# Entries from a dataset of interfaces

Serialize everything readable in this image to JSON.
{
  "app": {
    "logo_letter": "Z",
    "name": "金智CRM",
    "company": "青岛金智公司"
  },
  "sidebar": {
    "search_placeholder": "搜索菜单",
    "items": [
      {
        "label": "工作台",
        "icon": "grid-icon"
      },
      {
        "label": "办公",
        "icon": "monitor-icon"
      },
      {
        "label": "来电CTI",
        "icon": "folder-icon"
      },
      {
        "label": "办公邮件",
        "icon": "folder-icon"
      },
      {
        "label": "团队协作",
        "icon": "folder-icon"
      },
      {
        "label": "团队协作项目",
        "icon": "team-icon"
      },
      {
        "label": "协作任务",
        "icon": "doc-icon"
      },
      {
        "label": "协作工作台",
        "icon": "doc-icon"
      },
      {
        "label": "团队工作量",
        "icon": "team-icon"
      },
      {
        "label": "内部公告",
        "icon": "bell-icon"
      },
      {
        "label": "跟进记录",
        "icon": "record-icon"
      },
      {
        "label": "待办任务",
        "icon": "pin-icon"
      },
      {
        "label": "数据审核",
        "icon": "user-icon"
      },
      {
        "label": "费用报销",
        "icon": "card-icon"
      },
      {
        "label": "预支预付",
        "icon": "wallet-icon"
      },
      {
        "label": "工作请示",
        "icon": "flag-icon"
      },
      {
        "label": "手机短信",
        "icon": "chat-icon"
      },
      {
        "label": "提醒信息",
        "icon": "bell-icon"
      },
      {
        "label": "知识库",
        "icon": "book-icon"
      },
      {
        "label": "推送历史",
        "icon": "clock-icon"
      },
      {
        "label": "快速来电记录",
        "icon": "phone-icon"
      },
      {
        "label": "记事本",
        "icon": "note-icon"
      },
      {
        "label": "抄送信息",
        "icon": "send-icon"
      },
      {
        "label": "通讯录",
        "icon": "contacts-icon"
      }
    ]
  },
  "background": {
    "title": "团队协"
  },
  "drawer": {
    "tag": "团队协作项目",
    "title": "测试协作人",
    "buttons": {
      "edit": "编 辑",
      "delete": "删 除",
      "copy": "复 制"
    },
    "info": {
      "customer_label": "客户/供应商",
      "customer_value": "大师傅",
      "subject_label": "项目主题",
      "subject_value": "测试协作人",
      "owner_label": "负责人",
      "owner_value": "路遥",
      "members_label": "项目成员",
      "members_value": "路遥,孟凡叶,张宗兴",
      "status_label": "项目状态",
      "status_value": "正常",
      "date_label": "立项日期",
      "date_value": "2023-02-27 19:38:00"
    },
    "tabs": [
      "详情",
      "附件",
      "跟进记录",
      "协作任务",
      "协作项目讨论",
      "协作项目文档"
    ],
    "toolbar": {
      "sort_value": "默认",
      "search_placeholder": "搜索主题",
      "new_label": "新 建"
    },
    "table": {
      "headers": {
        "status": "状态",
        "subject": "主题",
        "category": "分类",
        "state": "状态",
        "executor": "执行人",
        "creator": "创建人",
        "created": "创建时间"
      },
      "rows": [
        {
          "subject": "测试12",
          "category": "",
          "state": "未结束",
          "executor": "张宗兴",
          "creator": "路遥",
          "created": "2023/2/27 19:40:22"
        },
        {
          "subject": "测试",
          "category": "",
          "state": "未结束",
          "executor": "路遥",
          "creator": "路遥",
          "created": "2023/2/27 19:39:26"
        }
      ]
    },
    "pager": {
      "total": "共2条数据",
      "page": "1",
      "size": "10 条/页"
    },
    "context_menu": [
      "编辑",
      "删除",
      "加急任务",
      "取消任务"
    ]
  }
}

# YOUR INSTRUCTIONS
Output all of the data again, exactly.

# RESPONSE
Serialize everything readable in this image to JSON.
{
  "app": {
    "logo_letter": "Z",
    "name": "金智CRM",
    "company": "青岛金智公司"
  },
  "sidebar": {
    "search_placeholder": "搜索菜单",
    "items": [
      {
        "label": "工作台",
        "icon": "grid-icon"
      },
      {
        "label": "办公",
        "icon": "monitor-icon"
      },
      {
        "label": "来电CTI",
        "icon": "folder-icon"
      },
      {
        "label": "办公邮件",
        "icon": "folder-icon"
      },
      {
        "label": "团队协作",
        "icon": "folder-icon"
      },
      {
        "label": "团队协作项目",
        "icon": "team-icon"
      },
      {
        "label": "协作任务",
        "icon": "doc-icon"
      },
      {
        "label": "协作工作台",
        "icon": "doc-icon"
      },
      {
        "label": "团队工作量",
        "icon": "team-icon"
      },
      {
        "label": "内部公告",
        "icon": "bell-icon"
      },
      {
        "label": "跟进记录",
        "icon": "record-icon"
      },
      {
        "label": "待办任务",
        "icon": "pin-icon"
      },
      {
        "label": "数据审核",
        "icon": "user-icon"
      },
      {
        "label": "费用报销",
        "icon": "card-icon"
      },
      {
        "label": "预支预付",
        "icon": "wallet-icon"
      },
      {
        "label": "工作请示",
        "icon": "flag-icon"
      },
      {
        "label": "手机短信",
        "icon": "chat-icon"
      },
      {
        "label": "提醒信息",
        "icon": "bell-icon"
      },
      {
        "label": "知识库",
        "icon": "book-icon"
      },
      {
        "label": "推送历史",
        "icon": "clock-icon"
      },
      {
        "label": "快速来电记录",
        "icon": "phone-icon"
      },
      {
        "label": "记事本",
        "icon": "note-icon"
      },
      {
        "label": "抄送信息",
        "icon": "send-icon"
      },
      {
        "label": "通讯录",
        "icon": "contacts-icon"
      }
    ]
  },
  "background": {
    "title": "团队协"
  },
  "drawer": {
    "tag": "团队协作项目",
    "title": "测试协作人",
    "buttons": {
      "edit": "编 辑",
      "delete": "删 除",
      "copy": "复 制"
    },
    "info": {
      "customer_label": "客户/供应商",
      "customer_value": "大师傅",
      "subject_label": "项目主题",
      "subject_value": "测试协作人",
      "owner_label": "负责人",
      "owner_value": "路遥",
      "members_label": "项目成员",
      "members_value": "路遥,孟凡叶,张宗兴",
      "status_label": "项目状态",
      "status_value": "正常",
      "date_label": "立项日期",
      "date_value": "2023-02-27 19:38:00"
    },
    "tabs": [
      "详情",
      "附件",
      "跟进记录",
      "协作任务",
      "协作项目讨论",
      "协作项目文档"
    ],
    "toolbar": {
      "sort_value": "默认",
      "search_placeholder": "搜索主题",
      "new_label": "新 建"
    },
    "table": {
      "headers": {
        "status": "状态",
        "subject": "主题",
        "category": "分类",
        "state": "状态",
        "executor": "执行人",
        "creator": "创建人",
        "created": "创建时间"
      },
      "rows": [
        {
          "subject": "测试12",
          "category": "",
          "state": "未结束",
          "executor": "张宗兴",
          "creator": "路遥",
          "created": "2023/2/27 19:40:22"
        },
        {
          "subject": "测试",
          "category": "",
          "state": "未结束",
          "executor": "路遥",
          "creator": "路遥",
          "created": "2023/2/27 19:39:26"
        }
      ]
    },
    "pager": {
      "total": "共2条数据",
      "page": "1",
      "size": "10 条/页"
    },
    "context_menu": [
      "编辑",
      "删除",
      "加急任务",
      "取消任务"
    ]
  }
}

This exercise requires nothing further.